Bruce Springsteen Exhibit to Premiere in Freehold (Photos)
As a songwriter, Bruce Springsteen is also a gifted storyteller-and the story begins in Freehold.
“The story started here,” Springsteen’s cousin, Glenn Cashion, says in a short film “Bruce Springsteen: Hometown,” directed by Emmy-Winning Asbury Park fillmaker Adam Worth. “We are so close to the stories.”
The film is part of the new exhibit, “Springsteen: His Hometown,” which officially opens to the public this Sunday at the Monmouth County Historical Association (MCHA) on 70 Court Street in Freehold this Sunday (Sept. 29). A grand opening kick-off event featuring Joe Grushecky & the Houserockers and Bobby Bandiera will take place tomorrow (Sept. 28). The event is sold-out.
The collection–co-curated by Melissa Ziobro, Monmouth University’s Specialist Professor of Public History and Bernadette Rogoff, Director of Collections for MCHA– features 150 original pieces including 20 donated from Springsteen himself, and offers a deep-dive into the thematic fabric of his music and lyrics. The pieces include photos, alternative album covers, pieces from the original Upstage club and items from a scrapbook culled by his mother, Adele Springsteen (which includes press clippings and a handwritten letter by then manager Mike Appel).
The first floor offers a look into Springsteen’s origins, including original tour posters of his bands, The Castiles and Steel Mill, his high school yearbook, a thesis written about the Judicial System of New Jersey, a photo of his favorite English Teacher, Robert Hussey (“You taught me things I could not get from any book,” Springsteen wrote him in his yearbook), his favorite childhood book, “Brave Cowboy Bill” (the inspiration for the future song, “Outlaw Pete”), posters from The Clyde Beatty Circus (inspiration for “Wild Billy’s Circus Story”), original guitars, a set piece from the “Tunnel of Love Express” tour,a signed letter from Bill Bradley, a ring of hotel keys and the famed TEAC machine used to record the album, Nebraska. Another cool addition is a handwritten letter to his “Landlordess,” explaining the reasons for overdo water and rent bills, with a PSS: “I’m practicing my autograph. Whadya think?.
“The first floor gives you a comprehensive look at Bruce’s career, or as comprehensive as we can get,” Ziobro says. ”
The upstairs collection delves into the Springsteen family tree, including relatives that served in the Revolutionary and Civil Wars and historical facts of the town (with a tribute to Adele and the fashion of the times), all of which informs Springsteen’s work. A rare photo of Springsteen at the grave site of his descendant Thomas J. Fallon, who fought in the Civil War, is prominently displayed over Fallon’s medal of honor.,
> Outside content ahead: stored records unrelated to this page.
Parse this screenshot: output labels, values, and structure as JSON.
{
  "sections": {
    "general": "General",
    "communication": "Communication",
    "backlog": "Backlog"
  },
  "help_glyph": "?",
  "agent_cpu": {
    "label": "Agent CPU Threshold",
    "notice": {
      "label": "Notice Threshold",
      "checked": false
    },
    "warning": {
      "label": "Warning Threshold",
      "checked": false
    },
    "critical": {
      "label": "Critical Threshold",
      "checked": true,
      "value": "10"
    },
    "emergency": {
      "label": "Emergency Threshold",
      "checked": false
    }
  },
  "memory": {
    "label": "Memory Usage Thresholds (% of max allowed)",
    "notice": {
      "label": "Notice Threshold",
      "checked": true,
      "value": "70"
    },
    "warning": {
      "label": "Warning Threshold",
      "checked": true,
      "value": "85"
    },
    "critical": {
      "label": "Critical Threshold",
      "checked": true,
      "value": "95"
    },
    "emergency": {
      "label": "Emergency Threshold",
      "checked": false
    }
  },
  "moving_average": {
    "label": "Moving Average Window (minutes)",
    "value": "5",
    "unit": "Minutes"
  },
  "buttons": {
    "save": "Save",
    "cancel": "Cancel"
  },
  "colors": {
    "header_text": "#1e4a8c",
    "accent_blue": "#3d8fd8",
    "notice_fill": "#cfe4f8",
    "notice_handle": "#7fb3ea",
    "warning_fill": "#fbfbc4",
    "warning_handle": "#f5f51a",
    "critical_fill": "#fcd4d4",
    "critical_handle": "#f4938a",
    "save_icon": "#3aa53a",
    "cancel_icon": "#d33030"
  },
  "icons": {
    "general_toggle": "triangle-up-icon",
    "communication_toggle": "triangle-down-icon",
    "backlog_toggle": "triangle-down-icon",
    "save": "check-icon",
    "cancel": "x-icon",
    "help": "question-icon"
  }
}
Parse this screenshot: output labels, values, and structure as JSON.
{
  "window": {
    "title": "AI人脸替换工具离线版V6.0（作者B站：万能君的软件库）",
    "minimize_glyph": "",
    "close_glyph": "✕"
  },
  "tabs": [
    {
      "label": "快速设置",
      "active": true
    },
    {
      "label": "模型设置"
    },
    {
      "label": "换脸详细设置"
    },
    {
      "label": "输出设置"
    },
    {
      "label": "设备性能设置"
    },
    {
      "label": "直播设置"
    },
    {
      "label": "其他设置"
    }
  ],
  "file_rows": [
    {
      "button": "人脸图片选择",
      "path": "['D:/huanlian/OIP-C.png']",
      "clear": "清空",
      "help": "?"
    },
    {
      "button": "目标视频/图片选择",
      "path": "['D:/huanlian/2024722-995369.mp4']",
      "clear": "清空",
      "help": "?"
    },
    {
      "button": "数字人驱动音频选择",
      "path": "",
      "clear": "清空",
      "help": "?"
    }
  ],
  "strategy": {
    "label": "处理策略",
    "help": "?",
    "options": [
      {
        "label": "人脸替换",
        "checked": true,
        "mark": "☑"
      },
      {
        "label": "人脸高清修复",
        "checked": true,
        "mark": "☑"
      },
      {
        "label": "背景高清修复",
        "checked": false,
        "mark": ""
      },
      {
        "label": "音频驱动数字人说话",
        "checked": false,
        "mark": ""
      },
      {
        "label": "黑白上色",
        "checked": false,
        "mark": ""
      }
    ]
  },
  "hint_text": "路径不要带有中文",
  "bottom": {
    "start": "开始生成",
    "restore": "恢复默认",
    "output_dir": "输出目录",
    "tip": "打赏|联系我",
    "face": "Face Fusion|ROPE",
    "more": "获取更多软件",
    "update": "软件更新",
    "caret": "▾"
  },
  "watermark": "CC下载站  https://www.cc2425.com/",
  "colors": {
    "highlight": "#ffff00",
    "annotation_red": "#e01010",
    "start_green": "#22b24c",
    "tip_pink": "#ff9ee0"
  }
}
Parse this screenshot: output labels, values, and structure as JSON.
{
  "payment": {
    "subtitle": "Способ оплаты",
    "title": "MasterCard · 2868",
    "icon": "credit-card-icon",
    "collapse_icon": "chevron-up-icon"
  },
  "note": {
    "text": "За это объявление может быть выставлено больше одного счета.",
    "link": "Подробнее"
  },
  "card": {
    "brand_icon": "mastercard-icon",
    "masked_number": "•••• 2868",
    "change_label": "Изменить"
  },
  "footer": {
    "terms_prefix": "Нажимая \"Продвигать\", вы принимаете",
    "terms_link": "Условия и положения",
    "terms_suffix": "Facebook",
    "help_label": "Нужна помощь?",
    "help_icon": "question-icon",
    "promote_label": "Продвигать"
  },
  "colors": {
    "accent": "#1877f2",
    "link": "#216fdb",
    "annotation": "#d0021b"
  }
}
The exhibit coincides with Springsteen’s 70th birthday and the Centennial anniversary of the town, Ziobro says, but that was “just a coincidence.”
Fans are also included. Gifts created for the musician, as well as a mailbox where visitors can drop him a line, is a part of the story.
“Springsteen: His Hometown” will be on display until Fall 2020. Be listening to Tom Cunningham Sunday morning at 9 a.m for “Springsteen on Sunday” for more insight into the exhibit, and a recap of Saturday evening’s grand opening.
All pieces are courtesy of the MCHA, the Bruce Springsteen Archives and Center for American Music at Monmouth University.
Advisors to the exhibit include Eileen Chapman, Director of Bruce Springsteen Archives & Center for American Music at Monmouth University, and Robert Santelli, founding director of the Grammy Museum in Los Angeles. Meg Sharp Walton serves as Executive Director.
Tickets to the public are $15; $12 for students/senior citizens and MCHA members. Freehold Borough residents are free. To order, look online at www.SpringsteenHisHometown.com.